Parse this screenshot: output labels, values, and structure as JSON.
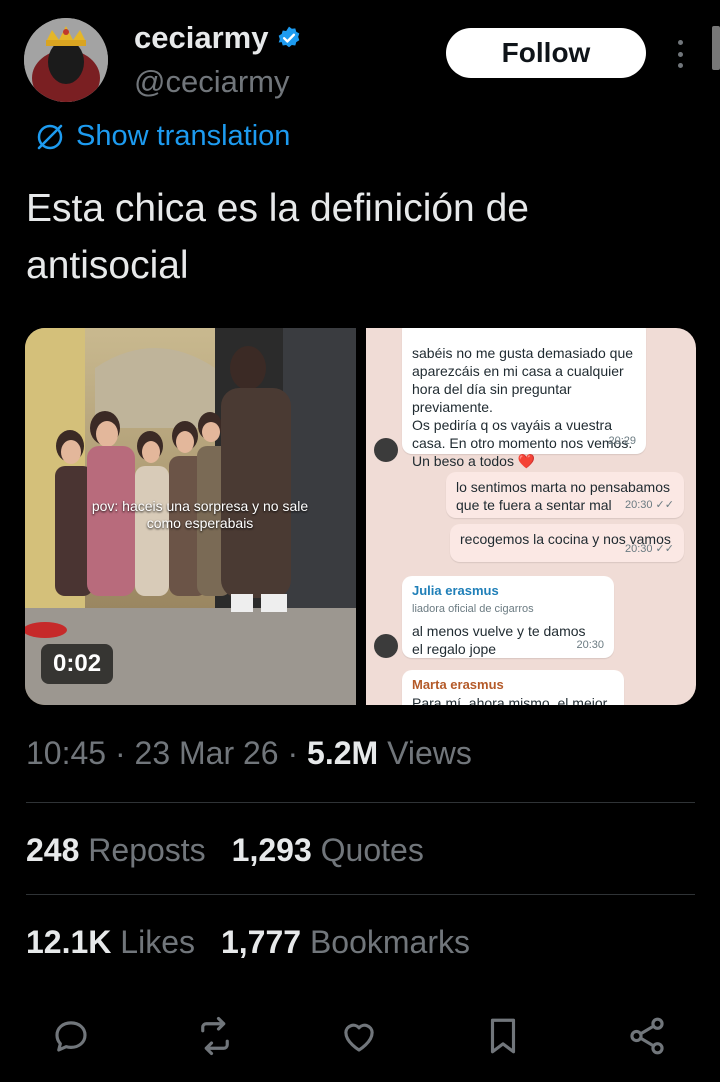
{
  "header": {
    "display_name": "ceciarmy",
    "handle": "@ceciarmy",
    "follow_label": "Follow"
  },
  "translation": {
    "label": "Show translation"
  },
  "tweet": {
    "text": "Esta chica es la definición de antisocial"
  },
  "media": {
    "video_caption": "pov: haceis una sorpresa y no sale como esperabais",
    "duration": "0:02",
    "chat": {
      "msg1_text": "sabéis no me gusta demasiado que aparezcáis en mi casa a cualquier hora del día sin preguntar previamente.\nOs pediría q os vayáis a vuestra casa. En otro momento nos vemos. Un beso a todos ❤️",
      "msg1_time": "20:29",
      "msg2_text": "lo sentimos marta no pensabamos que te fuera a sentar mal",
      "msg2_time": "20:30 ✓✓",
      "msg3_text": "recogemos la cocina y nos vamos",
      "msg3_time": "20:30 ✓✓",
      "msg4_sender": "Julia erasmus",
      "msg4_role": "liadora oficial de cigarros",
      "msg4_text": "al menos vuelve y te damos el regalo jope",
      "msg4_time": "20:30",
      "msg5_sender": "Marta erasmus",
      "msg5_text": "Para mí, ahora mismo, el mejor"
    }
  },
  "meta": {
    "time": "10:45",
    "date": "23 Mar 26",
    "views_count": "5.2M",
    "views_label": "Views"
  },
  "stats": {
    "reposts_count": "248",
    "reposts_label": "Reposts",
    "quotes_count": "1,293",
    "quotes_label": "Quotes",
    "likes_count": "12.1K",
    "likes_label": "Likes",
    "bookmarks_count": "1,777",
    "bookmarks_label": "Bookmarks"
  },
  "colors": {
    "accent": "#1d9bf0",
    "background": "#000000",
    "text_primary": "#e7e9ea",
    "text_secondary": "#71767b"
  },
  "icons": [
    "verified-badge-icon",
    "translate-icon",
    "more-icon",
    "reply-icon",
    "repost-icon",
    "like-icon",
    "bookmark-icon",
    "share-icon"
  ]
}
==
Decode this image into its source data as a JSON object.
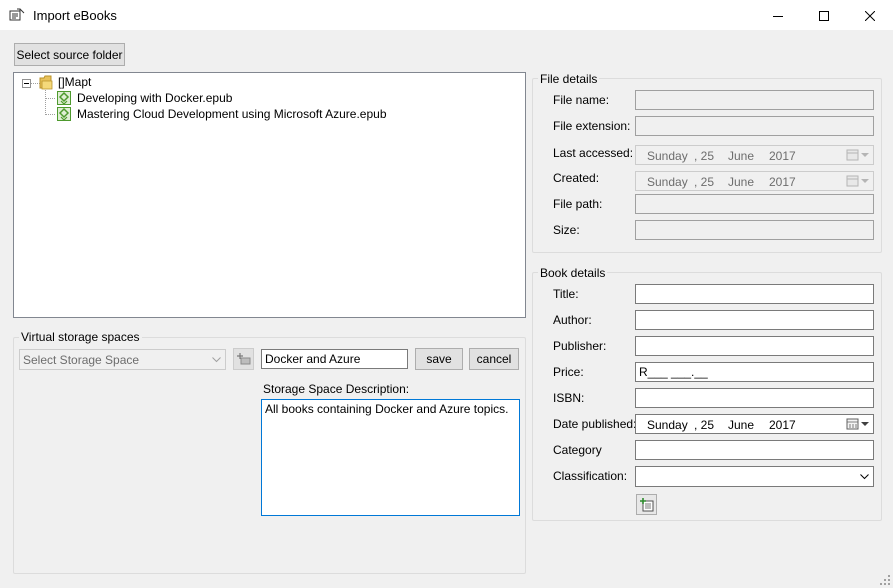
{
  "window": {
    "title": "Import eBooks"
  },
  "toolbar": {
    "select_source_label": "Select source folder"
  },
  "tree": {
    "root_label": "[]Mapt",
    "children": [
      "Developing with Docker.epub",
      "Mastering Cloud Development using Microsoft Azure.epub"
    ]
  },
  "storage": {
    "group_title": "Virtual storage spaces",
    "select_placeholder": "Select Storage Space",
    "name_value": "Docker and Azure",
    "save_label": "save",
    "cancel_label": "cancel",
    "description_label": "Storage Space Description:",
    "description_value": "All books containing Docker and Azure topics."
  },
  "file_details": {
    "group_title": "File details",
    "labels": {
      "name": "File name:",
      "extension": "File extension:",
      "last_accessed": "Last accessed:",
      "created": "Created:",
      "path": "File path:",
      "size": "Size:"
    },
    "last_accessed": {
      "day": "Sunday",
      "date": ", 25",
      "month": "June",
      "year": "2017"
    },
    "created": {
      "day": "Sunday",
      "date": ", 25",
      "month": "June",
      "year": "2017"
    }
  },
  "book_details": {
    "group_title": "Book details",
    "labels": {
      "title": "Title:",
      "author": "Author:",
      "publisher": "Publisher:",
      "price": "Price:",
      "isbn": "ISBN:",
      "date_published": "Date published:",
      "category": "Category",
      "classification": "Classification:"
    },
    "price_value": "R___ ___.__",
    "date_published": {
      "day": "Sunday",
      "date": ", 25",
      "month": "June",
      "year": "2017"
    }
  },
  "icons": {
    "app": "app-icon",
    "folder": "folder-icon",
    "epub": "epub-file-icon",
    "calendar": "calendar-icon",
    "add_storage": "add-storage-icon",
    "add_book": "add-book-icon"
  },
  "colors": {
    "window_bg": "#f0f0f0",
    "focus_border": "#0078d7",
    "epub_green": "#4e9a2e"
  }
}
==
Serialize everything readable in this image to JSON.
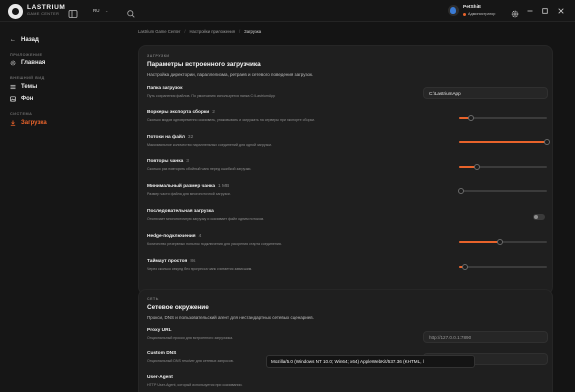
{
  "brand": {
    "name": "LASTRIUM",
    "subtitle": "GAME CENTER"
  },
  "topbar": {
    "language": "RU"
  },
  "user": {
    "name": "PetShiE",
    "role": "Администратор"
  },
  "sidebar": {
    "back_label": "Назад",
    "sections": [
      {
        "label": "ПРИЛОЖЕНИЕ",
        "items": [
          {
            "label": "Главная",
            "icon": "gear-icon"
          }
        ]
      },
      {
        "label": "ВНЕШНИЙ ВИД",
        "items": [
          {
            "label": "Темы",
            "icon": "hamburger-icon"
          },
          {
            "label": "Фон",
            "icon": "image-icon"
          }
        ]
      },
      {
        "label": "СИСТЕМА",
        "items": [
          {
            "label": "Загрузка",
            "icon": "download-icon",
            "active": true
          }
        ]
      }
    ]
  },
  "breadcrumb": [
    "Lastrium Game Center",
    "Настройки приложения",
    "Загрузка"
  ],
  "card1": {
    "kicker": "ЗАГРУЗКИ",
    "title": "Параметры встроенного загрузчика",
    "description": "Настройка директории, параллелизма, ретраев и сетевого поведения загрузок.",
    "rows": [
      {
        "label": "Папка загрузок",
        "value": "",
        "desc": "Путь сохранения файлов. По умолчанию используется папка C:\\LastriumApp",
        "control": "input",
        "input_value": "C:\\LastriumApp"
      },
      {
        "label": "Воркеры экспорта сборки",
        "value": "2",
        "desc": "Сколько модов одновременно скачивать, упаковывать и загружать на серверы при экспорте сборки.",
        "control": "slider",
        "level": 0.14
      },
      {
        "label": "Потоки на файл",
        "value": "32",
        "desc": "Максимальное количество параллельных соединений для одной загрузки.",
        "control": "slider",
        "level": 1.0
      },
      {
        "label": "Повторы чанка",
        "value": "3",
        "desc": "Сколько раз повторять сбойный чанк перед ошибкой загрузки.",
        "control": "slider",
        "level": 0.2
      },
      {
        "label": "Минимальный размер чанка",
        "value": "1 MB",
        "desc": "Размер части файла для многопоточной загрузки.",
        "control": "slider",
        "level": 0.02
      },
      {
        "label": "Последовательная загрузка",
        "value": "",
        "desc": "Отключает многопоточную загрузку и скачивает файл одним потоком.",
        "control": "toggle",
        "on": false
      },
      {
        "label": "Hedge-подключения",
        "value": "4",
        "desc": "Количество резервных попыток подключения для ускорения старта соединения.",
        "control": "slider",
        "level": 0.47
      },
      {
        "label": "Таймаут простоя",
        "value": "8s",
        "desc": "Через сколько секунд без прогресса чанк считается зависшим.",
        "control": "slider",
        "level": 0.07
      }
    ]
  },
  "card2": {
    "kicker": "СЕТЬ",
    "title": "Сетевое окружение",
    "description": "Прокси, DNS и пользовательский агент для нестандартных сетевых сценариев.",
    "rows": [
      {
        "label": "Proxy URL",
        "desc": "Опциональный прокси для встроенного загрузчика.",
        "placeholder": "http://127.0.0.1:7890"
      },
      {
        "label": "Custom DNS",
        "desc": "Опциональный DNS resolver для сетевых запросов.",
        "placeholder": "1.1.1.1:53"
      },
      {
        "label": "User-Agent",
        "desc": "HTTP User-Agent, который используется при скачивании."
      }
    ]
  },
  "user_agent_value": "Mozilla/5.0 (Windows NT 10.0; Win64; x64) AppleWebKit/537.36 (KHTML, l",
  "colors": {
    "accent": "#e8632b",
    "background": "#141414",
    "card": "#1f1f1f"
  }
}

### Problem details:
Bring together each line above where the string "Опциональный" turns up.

### Response below:
        "desc": "Опциональный прокси для встроенного загрузчика.",
        "desc": "Опциональный DNS resolver для сетевых запросов.",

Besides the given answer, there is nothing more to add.